• [Work request]:
In the data below, reproduce everything exactly except the images.

• [Records shown]:
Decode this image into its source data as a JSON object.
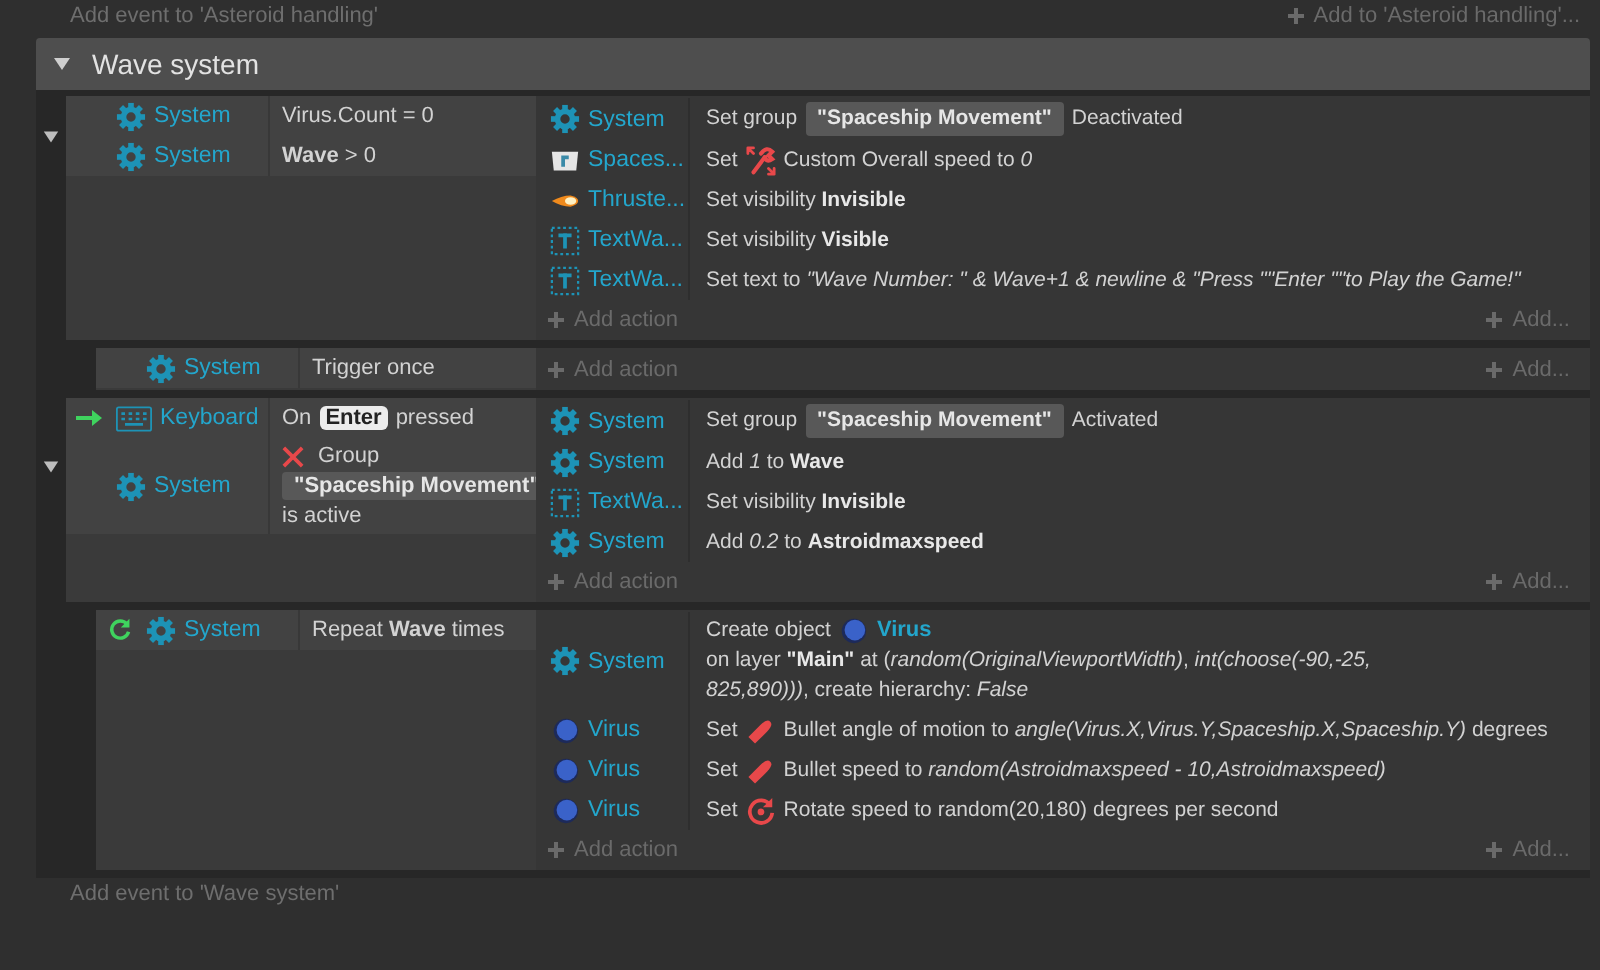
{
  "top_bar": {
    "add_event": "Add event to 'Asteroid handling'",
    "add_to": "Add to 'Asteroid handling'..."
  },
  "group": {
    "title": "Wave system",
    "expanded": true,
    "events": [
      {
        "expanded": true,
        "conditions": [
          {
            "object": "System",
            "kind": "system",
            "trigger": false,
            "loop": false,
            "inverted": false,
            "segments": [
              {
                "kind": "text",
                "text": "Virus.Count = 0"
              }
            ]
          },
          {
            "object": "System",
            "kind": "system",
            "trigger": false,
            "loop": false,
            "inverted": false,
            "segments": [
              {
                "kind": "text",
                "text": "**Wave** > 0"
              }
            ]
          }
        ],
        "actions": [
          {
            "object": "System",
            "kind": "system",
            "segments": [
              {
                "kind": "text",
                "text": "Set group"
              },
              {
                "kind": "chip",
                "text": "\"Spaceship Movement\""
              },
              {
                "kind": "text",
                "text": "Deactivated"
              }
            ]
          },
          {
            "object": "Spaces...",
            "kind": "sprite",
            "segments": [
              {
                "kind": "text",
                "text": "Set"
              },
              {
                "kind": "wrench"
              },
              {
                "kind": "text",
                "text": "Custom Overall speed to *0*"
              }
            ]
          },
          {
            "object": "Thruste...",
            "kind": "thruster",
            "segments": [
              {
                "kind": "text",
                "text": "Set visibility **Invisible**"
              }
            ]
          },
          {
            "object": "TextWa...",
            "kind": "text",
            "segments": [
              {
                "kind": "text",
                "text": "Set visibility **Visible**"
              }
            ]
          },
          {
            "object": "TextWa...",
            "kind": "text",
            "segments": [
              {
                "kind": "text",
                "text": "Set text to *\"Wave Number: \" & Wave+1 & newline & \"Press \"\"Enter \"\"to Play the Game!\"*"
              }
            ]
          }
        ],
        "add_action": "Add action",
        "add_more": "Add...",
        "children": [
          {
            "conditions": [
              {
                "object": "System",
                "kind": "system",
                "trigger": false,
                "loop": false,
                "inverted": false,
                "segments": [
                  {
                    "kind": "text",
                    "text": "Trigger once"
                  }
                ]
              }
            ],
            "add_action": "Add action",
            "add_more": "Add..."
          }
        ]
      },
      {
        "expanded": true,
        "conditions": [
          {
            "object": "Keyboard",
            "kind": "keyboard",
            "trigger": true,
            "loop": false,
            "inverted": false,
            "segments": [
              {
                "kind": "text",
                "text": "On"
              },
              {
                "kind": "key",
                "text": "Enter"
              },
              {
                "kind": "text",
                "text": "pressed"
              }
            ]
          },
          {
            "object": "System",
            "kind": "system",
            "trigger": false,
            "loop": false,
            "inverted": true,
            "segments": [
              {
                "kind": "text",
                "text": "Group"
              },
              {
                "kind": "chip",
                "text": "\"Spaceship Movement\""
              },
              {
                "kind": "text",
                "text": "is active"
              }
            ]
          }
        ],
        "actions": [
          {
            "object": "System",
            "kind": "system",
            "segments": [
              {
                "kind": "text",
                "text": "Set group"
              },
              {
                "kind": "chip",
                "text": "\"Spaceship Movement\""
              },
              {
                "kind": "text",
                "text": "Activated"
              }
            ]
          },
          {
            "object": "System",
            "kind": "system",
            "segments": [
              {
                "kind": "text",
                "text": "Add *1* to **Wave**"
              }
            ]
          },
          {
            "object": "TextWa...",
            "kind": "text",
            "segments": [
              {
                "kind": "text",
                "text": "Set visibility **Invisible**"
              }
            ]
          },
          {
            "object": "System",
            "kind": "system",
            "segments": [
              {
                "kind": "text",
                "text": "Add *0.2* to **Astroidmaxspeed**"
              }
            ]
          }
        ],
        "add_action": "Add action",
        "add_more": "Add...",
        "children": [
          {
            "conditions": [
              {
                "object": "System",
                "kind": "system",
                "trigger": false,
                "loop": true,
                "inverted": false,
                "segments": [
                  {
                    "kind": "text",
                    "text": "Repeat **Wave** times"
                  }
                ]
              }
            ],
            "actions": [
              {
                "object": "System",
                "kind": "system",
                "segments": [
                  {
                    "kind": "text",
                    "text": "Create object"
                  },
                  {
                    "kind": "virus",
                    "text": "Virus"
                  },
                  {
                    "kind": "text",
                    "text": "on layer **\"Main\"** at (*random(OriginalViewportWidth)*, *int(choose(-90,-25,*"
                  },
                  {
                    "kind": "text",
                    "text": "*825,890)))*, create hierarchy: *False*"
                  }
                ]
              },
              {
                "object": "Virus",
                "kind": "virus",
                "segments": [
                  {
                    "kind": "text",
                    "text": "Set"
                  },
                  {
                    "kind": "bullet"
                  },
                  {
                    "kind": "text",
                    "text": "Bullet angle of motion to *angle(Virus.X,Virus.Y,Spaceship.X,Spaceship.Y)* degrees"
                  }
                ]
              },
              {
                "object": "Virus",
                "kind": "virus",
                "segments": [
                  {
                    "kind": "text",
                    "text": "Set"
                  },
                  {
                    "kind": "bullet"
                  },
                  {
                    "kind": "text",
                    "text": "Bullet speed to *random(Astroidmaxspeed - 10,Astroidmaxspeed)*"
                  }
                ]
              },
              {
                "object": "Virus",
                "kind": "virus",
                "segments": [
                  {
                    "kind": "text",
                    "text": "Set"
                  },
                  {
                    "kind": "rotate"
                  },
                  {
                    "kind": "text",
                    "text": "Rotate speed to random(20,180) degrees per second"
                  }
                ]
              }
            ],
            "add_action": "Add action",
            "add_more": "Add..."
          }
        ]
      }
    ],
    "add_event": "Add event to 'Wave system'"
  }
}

• [Task solution]:
Decode this image into its source data as a JSON object.
{
  "top_bar": {
    "add_event": "Add event to 'Asteroid handling'",
    "add_to": "Add to 'Asteroid handling'..."
  },
  "group": {
    "title": "Wave system",
    "expanded": true,
    "events": [
      {
        "expanded": true,
        "conditions": [
          {
            "object": "System",
            "kind": "system",
            "trigger": false,
            "loop": false,
            "inverted": false,
            "segments": [
              {
                "kind": "text",
                "text": "Virus.Count = 0"
              }
            ]
          },
          {
            "object": "System",
            "kind": "system",
            "trigger": false,
            "loop": false,
            "inverted": false,
            "segments": [
              {
                "kind": "text",
                "text": "**Wave** > 0"
              }
            ]
          }
        ],
        "actions": [
          {
            "object": "System",
            "kind": "system",
            "segments": [
              {
                "kind": "text",
                "text": "Set group"
              },
              {
                "kind": "chip",
                "text": "\"Spaceship Movement\""
              },
              {
                "kind": "text",
                "text": "Deactivated"
              }
            ]
          },
          {
            "object": "Spaces...",
            "kind": "sprite",
            "segments": [
              {
                "kind": "text",
                "text": "Set"
              },
              {
                "kind": "wrench"
              },
              {
                "kind": "text",
                "text": "Custom Overall speed to *0*"
              }
            ]
          },
          {
            "object": "Thruste...",
            "kind": "thruster",
            "segments": [
              {
                "kind": "text",
                "text": "Set visibility **Invisible**"
              }
            ]
          },
          {
            "object": "TextWa...",
            "kind": "text",
            "segments": [
              {
                "kind": "text",
                "text": "Set visibility **Visible**"
              }
            ]
          },
          {
            "object": "TextWa...",
            "kind": "text",
            "segments": [
              {
                "kind": "text",
                "text": "Set text to *\"Wave Number: \" & Wave+1 & newline & \"Press \"\"Enter \"\"to Play the Game!\"*"
              }
            ]
          }
        ],
        "add_action": "Add action",
        "add_more": "Add...",
        "children": [
          {
            "conditions": [
              {
                "object": "System",
                "kind": "system",
                "trigger": false,
                "loop": false,
                "inverted": false,
                "segments": [
                  {
                    "kind": "text",
                    "text": "Trigger once"
                  }
                ]
              }
            ],
            "add_action": "Add action",
            "add_more": "Add..."
          }
        ]
      },
      {
        "expanded": true,
        "conditions": [
          {
            "object": "Keyboard",
            "kind": "keyboard",
            "trigger": true,
            "loop": false,
            "inverted": false,
            "segments": [
              {
                "kind": "text",
                "text": "On"
              },
              {
                "kind": "key",
                "text": "Enter"
              },
              {
                "kind": "text",
                "text": "pressed"
              }
            ]
          },
          {
            "object": "System",
            "kind": "system",
            "trigger": false,
            "loop": false,
            "inverted": true,
            "segments": [
              {
                "kind": "text",
                "text": "Group"
              },
              {
                "kind": "chip",
                "text": "\"Spaceship Movement\""
              },
              {
                "kind": "text",
                "text": "is active"
              }
            ]
          }
        ],
        "actions": [
          {
            "object": "System",
            "kind": "system",
            "segments": [
              {
                "kind": "text",
                "text": "Set group"
              },
              {
                "kind": "chip",
                "text": "\"Spaceship Movement\""
              },
              {
                "kind": "text",
                "text": "Activated"
              }
            ]
          },
          {
            "object": "System",
            "kind": "system",
            "segments": [
              {
                "kind": "text",
                "text": "Add *1* to **Wave**"
              }
            ]
          },
          {
            "object": "TextWa...",
            "kind": "text",
            "segments": [
              {
                "kind": "text",
                "text": "Set visibility **Invisible**"
              }
            ]
          },
          {
            "object": "System",
            "kind": "system",
            "segments": [
              {
                "kind": "text",
                "text": "Add *0.2* to **Astroidmaxspeed**"
              }
            ]
          }
        ],
        "add_action": "Add action",
        "add_more": "Add...",
        "children": [
          {
            "conditions": [
              {
                "object": "System",
                "kind": "system",
                "trigger": false,
                "loop": true,
                "inverted": false,
                "segments": [
                  {
                    "kind": "text",
                    "text": "Repeat **Wave** times"
                  }
                ]
              }
            ],
            "actions": [
              {
                "object": "System",
                "kind": "system",
                "segments": [
                  {
                    "kind": "text",
                    "text": "Create object"
                  },
                  {
                    "kind": "virus",
                    "text": "Virus"
                  },
                  {
                    "kind": "text",
                    "text": "on layer **\"Main\"** at (*random(OriginalViewportWidth)*, *int(choose(-90,-25,*"
                  },
                  {
                    "kind": "text",
                    "text": "*825,890)))*, create hierarchy: *False*"
                  }
                ]
              },
              {
                "object": "Virus",
                "kind": "virus",
                "segments": [
                  {
                    "kind": "text",
                    "text": "Set"
                  },
                  {
                    "kind": "bullet"
                  },
                  {
                    "kind": "text",
                    "text": "Bullet angle of motion to *angle(Virus.X,Virus.Y,Spaceship.X,Spaceship.Y)* degrees"
                  }
                ]
              },
              {
                "object": "Virus",
                "kind": "virus",
                "segments": [
                  {
                    "kind": "text",
                    "text": "Set"
                  },
                  {
                    "kind": "bullet"
                  },
                  {
                    "kind": "text",
                    "text": "Bullet speed to *random(Astroidmaxspeed - 10,Astroidmaxspeed)*"
                  }
                ]
              },
              {
                "object": "Virus",
                "kind": "virus",
                "segments": [
                  {
                    "kind": "text",
                    "text": "Set"
                  },
                  {
                    "kind": "rotate"
                  },
                  {
                    "kind": "text",
                    "text": "Rotate speed to random(20,180) degrees per second"
                  }
                ]
              }
            ],
            "add_action": "Add action",
            "add_more": "Add..."
          }
        ]
      }
    ],
    "add_event": "Add event to 'Wave system'"
  }
}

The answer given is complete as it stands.